*** Opening Data in this exercise ***
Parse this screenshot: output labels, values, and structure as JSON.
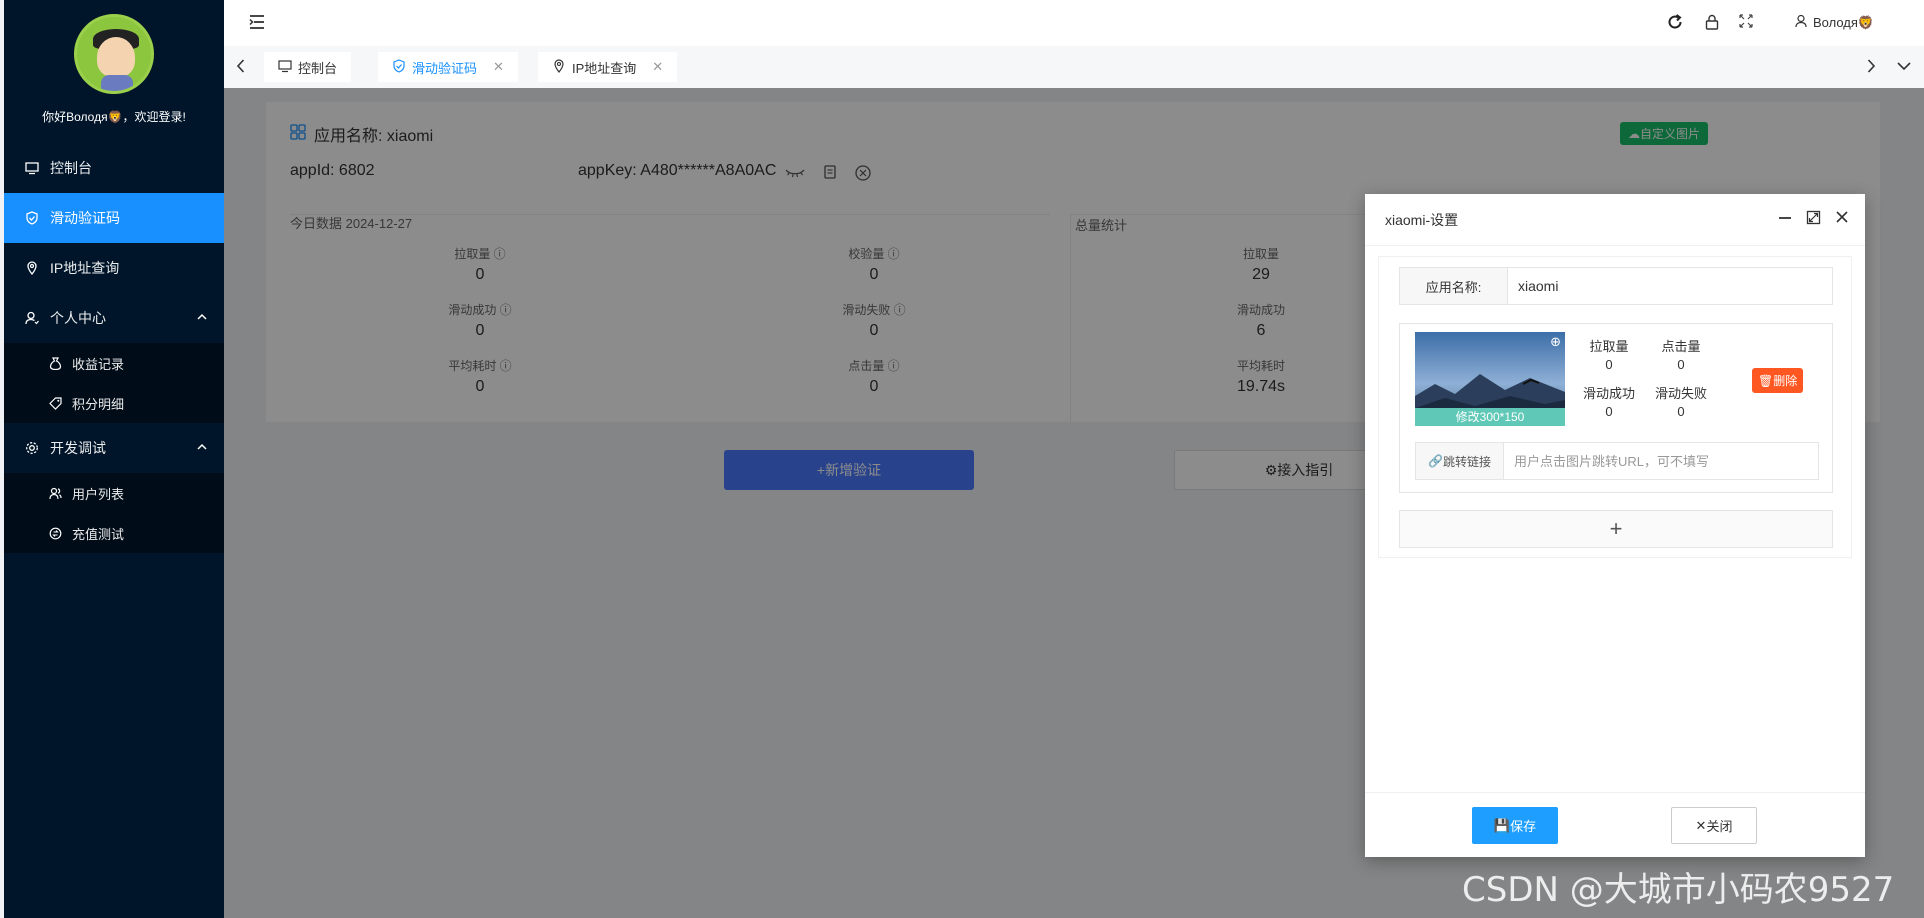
{
  "sidebar": {
    "greeting": "你好Володя🦁，欢迎登录!",
    "menu": [
      {
        "label": "控制台"
      },
      {
        "label": "滑动验证码"
      },
      {
        "label": "IP地址查询"
      },
      {
        "label": "个人中心"
      },
      {
        "label": "收益记录"
      },
      {
        "label": "积分明细"
      },
      {
        "label": "开发调试"
      },
      {
        "label": "用户列表"
      },
      {
        "label": "充值测试"
      }
    ]
  },
  "header": {
    "username": "Володя🦁"
  },
  "tabs": [
    {
      "label": "控制台"
    },
    {
      "label": "滑动验证码"
    },
    {
      "label": "IP地址查询"
    }
  ],
  "app": {
    "title": "应用名称: xiaomi",
    "custom_image_btn": "自定义图片",
    "appid": "appId: 6802",
    "appkey": "appKey: A480******A8A0AC"
  },
  "today": {
    "heading": "今日数据 2024-12-27",
    "stats": [
      {
        "label": "拉取量",
        "value": "0"
      },
      {
        "label": "校验量",
        "value": "0"
      },
      {
        "label": "滑动成功",
        "value": "0"
      },
      {
        "label": "滑动失败",
        "value": "0"
      },
      {
        "label": "平均耗时",
        "value": "0"
      },
      {
        "label": "点击量",
        "value": "0"
      }
    ]
  },
  "total": {
    "heading": "总量统计",
    "stats": [
      {
        "label": "拉取量",
        "value": "29"
      },
      {
        "label": "滑动成功",
        "value": "6"
      },
      {
        "label": "平均耗时",
        "value": "19.74s"
      }
    ]
  },
  "actions": {
    "add": "+新增验证",
    "guide": "接入指引"
  },
  "modal": {
    "title": "xiaomi-设置",
    "name_label": "应用名称:",
    "name_value": "xiaomi",
    "image_caption": "修改300*150",
    "image_stats": [
      {
        "label": "拉取量",
        "value": "0"
      },
      {
        "label": "点击量",
        "value": "0"
      },
      {
        "label": "滑动成功",
        "value": "0"
      },
      {
        "label": "滑动失败",
        "value": "0"
      }
    ],
    "delete_label": "删除",
    "link_label": "跳转链接",
    "link_placeholder": "用户点击图片跳转URL，可不填写",
    "add_label": "+",
    "save_label": "保存",
    "close_label": "关闭"
  },
  "watermark": "CSDN @大城市小码农9527"
}
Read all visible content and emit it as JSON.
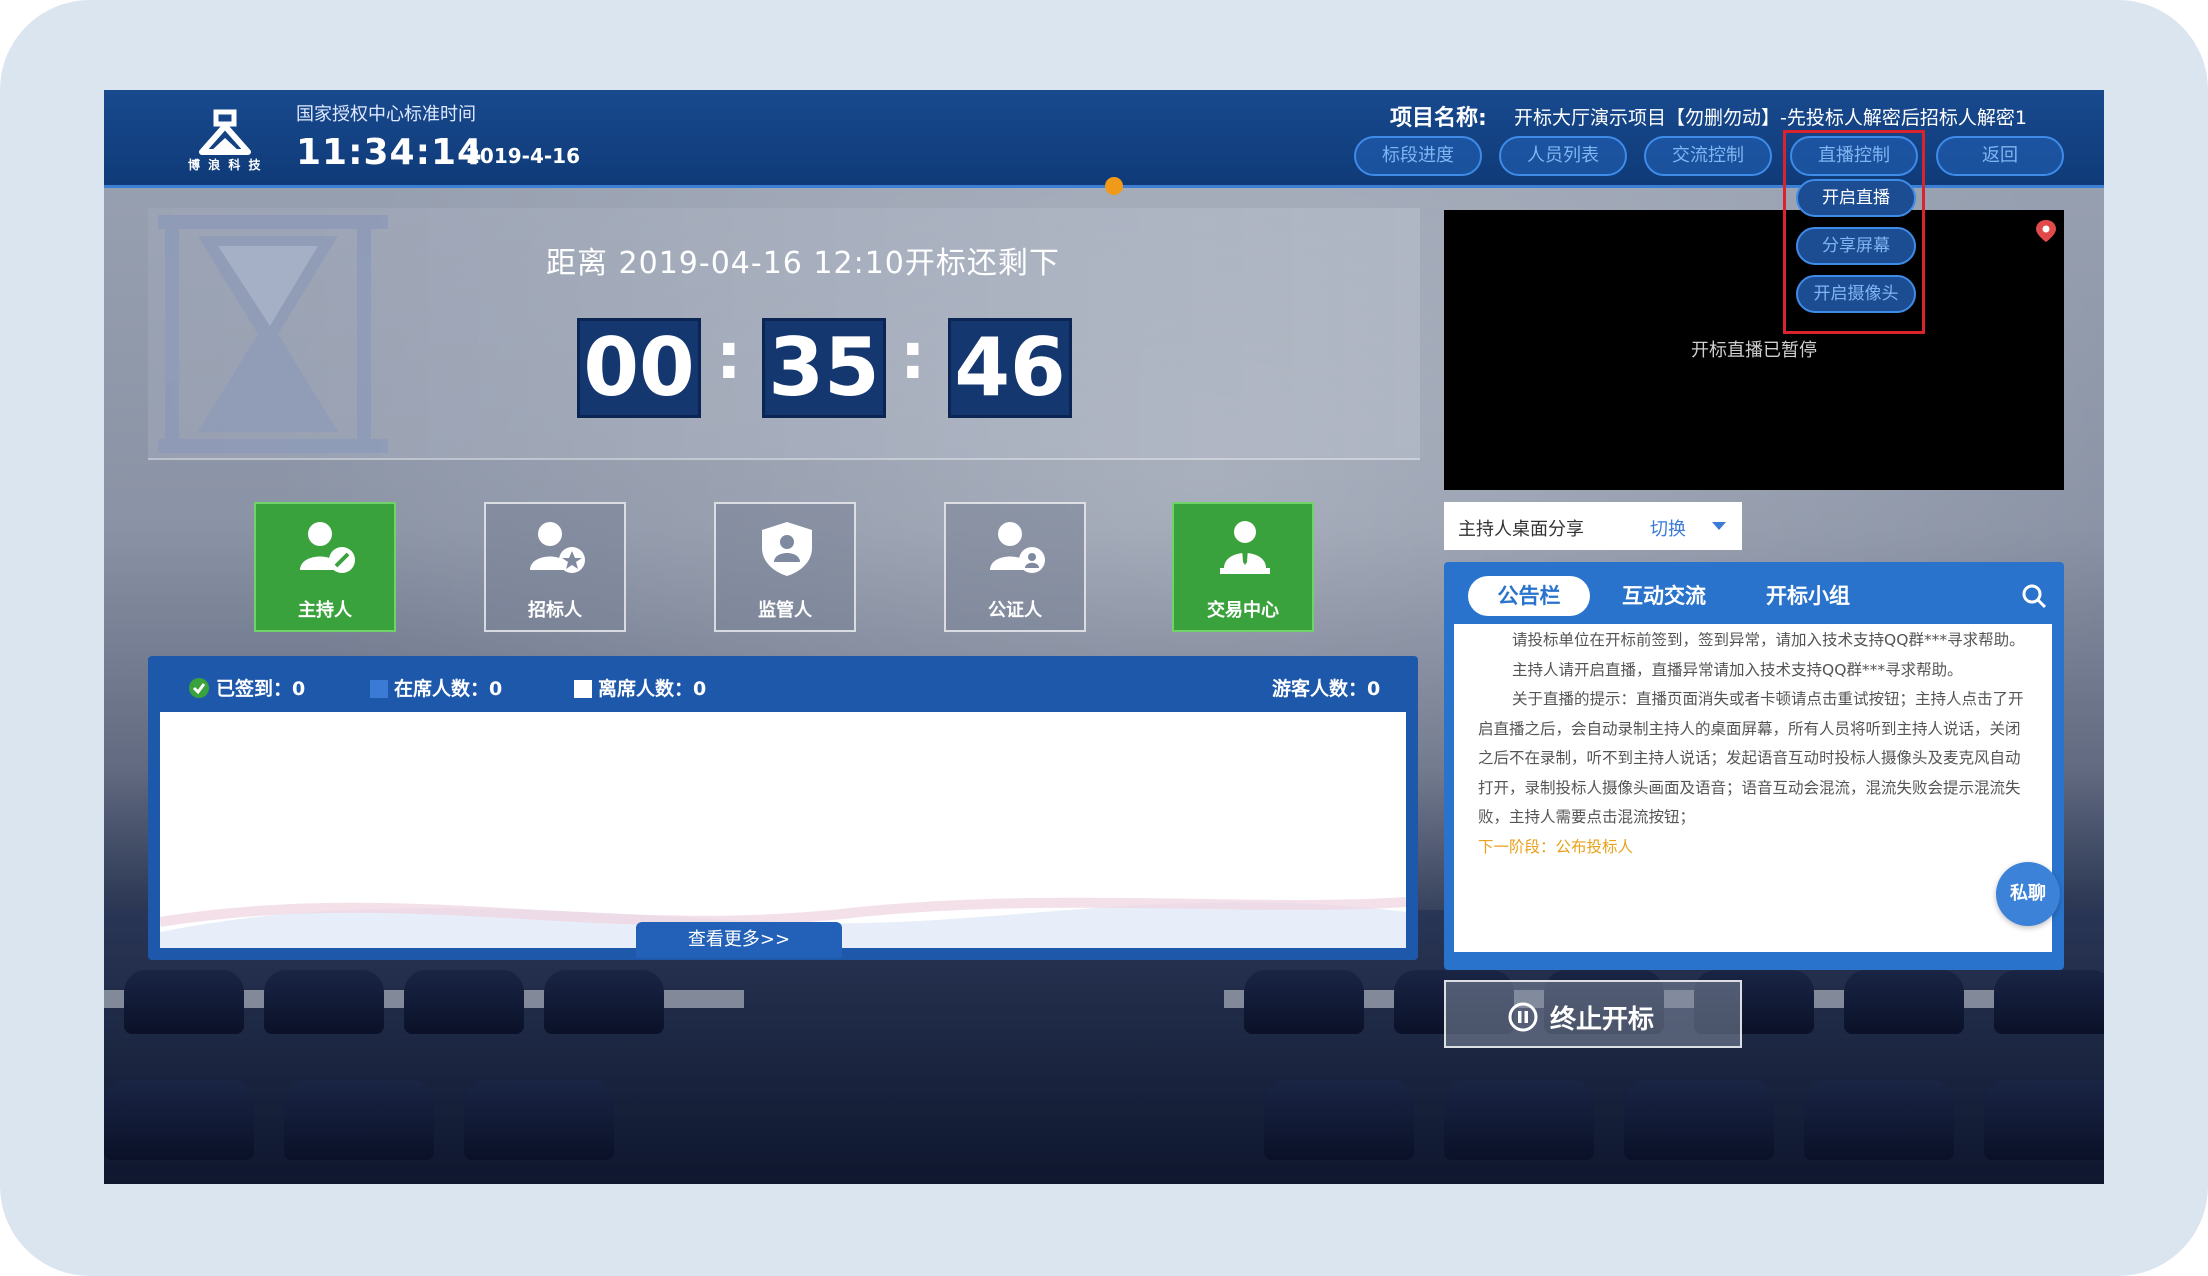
{
  "header": {
    "logo_text": "博 浪 科 技",
    "time_caption": "国家授权中心标准时间",
    "clock": "11:34:14",
    "date": "2019-4-16",
    "project_label": "项目名称:",
    "project_name": "开标大厅演示项目【勿删勿动】-先投标人解密后招标人解密1",
    "nav": [
      "标段进度",
      "人员列表",
      "交流控制",
      "直播控制",
      "返回"
    ]
  },
  "live_dropdown": {
    "items": [
      "开启直播",
      "分享屏幕",
      "开启摄像头"
    ]
  },
  "countdown": {
    "title": "距离 2019-04-16 12:10开标还剩下",
    "hours": "00",
    "minutes": "35",
    "seconds": "46"
  },
  "roles": [
    {
      "label": "主持人",
      "active": true,
      "icon": "host-icon"
    },
    {
      "label": "招标人",
      "active": false,
      "icon": "tenderer-icon"
    },
    {
      "label": "监管人",
      "active": false,
      "icon": "supervisor-icon"
    },
    {
      "label": "公证人",
      "active": false,
      "icon": "notary-icon"
    },
    {
      "label": "交易中心",
      "active": true,
      "icon": "trading-center-icon"
    }
  ],
  "attendance": {
    "signed": "已签到：0",
    "present": "在席人数：0",
    "absent": "离席人数：0",
    "visitors": "游客人数：0",
    "more": "查看更多>>"
  },
  "video": {
    "status": "开标直播已暂停"
  },
  "share": {
    "label": "主持人桌面分享",
    "switch": "切换"
  },
  "notice": {
    "tabs": [
      "公告栏",
      "互动交流",
      "开标小组"
    ],
    "paragraphs": [
      "请投标单位在开标前签到，签到异常，请加入技术支持QQ群***寻求帮助。",
      "主持人请开启直播，直播异常请加入技术支持QQ群***寻求帮助。",
      "关于直播的提示：直播页面消失或者卡顿请点击重试按钮；主持人点击了开启直播之后，会自动录制主持人的桌面屏幕，所有人员将听到主持人说话，关闭之后不在录制，听不到主持人说话；发起语音互动时投标人摄像头及麦克风自动打开，录制投标人摄像头画面及语音；语音互动会混流，混流失败会提示混流失败，主持人需要点击混流按钮；"
    ],
    "next_stage": "下一阶段：公布投标人",
    "chat_button": "私聊"
  },
  "stop_button": "终止开标",
  "colors": {
    "header_blue": "#124384",
    "accent_blue": "#2a73cc",
    "active_green": "#3aa23c",
    "highlight_red": "#d9232d",
    "orange_dot": "#f19a1a"
  }
}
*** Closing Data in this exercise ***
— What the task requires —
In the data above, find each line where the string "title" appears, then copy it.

— Result —
    "title": "应用名称: xiaomi",
    "title": "xiaomi-设置",
    "title": "距离 2019-04-16 12:10开标还剩下",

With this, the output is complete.